● SUPPLIED INFORMATION
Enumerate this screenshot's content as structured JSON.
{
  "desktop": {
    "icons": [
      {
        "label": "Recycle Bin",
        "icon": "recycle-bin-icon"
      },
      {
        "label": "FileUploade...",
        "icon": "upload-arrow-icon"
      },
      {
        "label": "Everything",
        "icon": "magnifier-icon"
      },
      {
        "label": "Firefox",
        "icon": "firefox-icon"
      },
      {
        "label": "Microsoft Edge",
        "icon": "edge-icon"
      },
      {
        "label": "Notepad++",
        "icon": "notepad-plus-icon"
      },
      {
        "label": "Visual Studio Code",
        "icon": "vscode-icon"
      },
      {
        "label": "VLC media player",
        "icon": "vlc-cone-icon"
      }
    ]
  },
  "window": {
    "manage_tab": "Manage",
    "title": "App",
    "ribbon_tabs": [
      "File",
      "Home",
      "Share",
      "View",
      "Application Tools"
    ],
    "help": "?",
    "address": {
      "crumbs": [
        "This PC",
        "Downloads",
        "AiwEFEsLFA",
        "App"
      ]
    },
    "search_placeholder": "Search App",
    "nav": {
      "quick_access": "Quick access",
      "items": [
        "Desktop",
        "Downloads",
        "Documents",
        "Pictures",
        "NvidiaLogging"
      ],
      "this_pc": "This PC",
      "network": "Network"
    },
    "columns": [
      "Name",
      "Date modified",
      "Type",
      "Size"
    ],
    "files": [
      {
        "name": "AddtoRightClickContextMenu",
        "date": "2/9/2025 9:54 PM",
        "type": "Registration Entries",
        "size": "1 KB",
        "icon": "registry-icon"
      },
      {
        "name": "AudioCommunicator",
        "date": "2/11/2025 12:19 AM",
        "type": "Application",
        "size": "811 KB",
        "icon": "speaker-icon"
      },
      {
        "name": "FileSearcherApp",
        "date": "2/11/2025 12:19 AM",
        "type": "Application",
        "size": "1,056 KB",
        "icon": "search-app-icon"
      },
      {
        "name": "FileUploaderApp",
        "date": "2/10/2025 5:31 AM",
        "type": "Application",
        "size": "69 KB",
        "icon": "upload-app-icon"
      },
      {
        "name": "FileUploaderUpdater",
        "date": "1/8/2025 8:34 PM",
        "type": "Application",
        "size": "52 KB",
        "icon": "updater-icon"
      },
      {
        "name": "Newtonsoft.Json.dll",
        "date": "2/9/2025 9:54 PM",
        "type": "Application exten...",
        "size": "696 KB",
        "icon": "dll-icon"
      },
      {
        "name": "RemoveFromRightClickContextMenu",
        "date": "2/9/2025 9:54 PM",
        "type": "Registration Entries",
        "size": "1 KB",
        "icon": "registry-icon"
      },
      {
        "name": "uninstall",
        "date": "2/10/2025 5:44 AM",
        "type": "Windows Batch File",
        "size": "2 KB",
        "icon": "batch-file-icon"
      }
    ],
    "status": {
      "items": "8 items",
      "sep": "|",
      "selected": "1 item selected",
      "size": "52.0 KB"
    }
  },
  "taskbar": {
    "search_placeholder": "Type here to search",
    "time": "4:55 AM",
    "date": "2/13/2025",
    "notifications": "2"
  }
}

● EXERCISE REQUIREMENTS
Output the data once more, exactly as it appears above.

● OUTPUT FOR THIS TASK
Enumerate this screenshot's content as structured JSON.
{
  "desktop": {
    "icons": [
      {
        "label": "Recycle Bin",
        "icon": "recycle-bin-icon"
      },
      {
        "label": "FileUploade...",
        "icon": "upload-arrow-icon"
      },
      {
        "label": "Everything",
        "icon": "magnifier-icon"
      },
      {
        "label": "Firefox",
        "icon": "firefox-icon"
      },
      {
        "label": "Microsoft Edge",
        "icon": "edge-icon"
      },
      {
        "label": "Notepad++",
        "icon": "notepad-plus-icon"
      },
      {
        "label": "Visual Studio Code",
        "icon": "vscode-icon"
      },
      {
        "label": "VLC media player",
        "icon": "vlc-cone-icon"
      }
    ]
  },
  "window": {
    "manage_tab": "Manage",
    "title": "App",
    "ribbon_tabs": [
      "File",
      "Home",
      "Share",
      "View",
      "Application Tools"
    ],
    "help": "?",
    "address": {
      "crumbs": [
        "This PC",
        "Downloads",
        "AiwEFEsLFA",
        "App"
      ]
    },
    "search_placeholder": "Search App",
    "nav": {
      "quick_access": "Quick access",
      "items": [
        "Desktop",
        "Downloads",
        "Documents",
        "Pictures",
        "NvidiaLogging"
      ],
      "this_pc": "This PC",
      "network": "Network"
    },
    "columns": [
      "Name",
      "Date modified",
      "Type",
      "Size"
    ],
    "files": [
      {
        "name": "AddtoRightClickContextMenu",
        "date": "2/9/2025 9:54 PM",
        "type": "Registration Entries",
        "size": "1 KB",
        "icon": "registry-icon"
      },
      {
        "name": "AudioCommunicator",
        "date": "2/11/2025 12:19 AM",
        "type": "Application",
        "size": "811 KB",
        "icon": "speaker-icon"
      },
      {
        "name": "FileSearcherApp",
        "date": "2/11/2025 12:19 AM",
        "type": "Application",
        "size": "1,056 KB",
        "icon": "search-app-icon"
      },
      {
        "name": "FileUploaderApp",
        "date": "2/10/2025 5:31 AM",
        "type": "Application",
        "size": "69 KB",
        "icon": "upload-app-icon"
      },
      {
        "name": "FileUploaderUpdater",
        "date": "1/8/2025 8:34 PM",
        "type": "Application",
        "size": "52 KB",
        "icon": "updater-icon"
      },
      {
        "name": "Newtonsoft.Json.dll",
        "date": "2/9/2025 9:54 PM",
        "type": "Application exten...",
        "size": "696 KB",
        "icon": "dll-icon"
      },
      {
        "name": "RemoveFromRightClickContextMenu",
        "date": "2/9/2025 9:54 PM",
        "type": "Registration Entries",
        "size": "1 KB",
        "icon": "registry-icon"
      },
      {
        "name": "uninstall",
        "date": "2/10/2025 5:44 AM",
        "type": "Windows Batch File",
        "size": "2 KB",
        "icon": "batch-file-icon"
      }
    ],
    "status": {
      "items": "8 items",
      "sep": "|",
      "selected": "1 item selected",
      "size": "52.0 KB"
    }
  },
  "taskbar": {
    "search_placeholder": "Type here to search",
    "time": "4:55 AM",
    "date": "2/13/2025",
    "notifications": "2"
  }
}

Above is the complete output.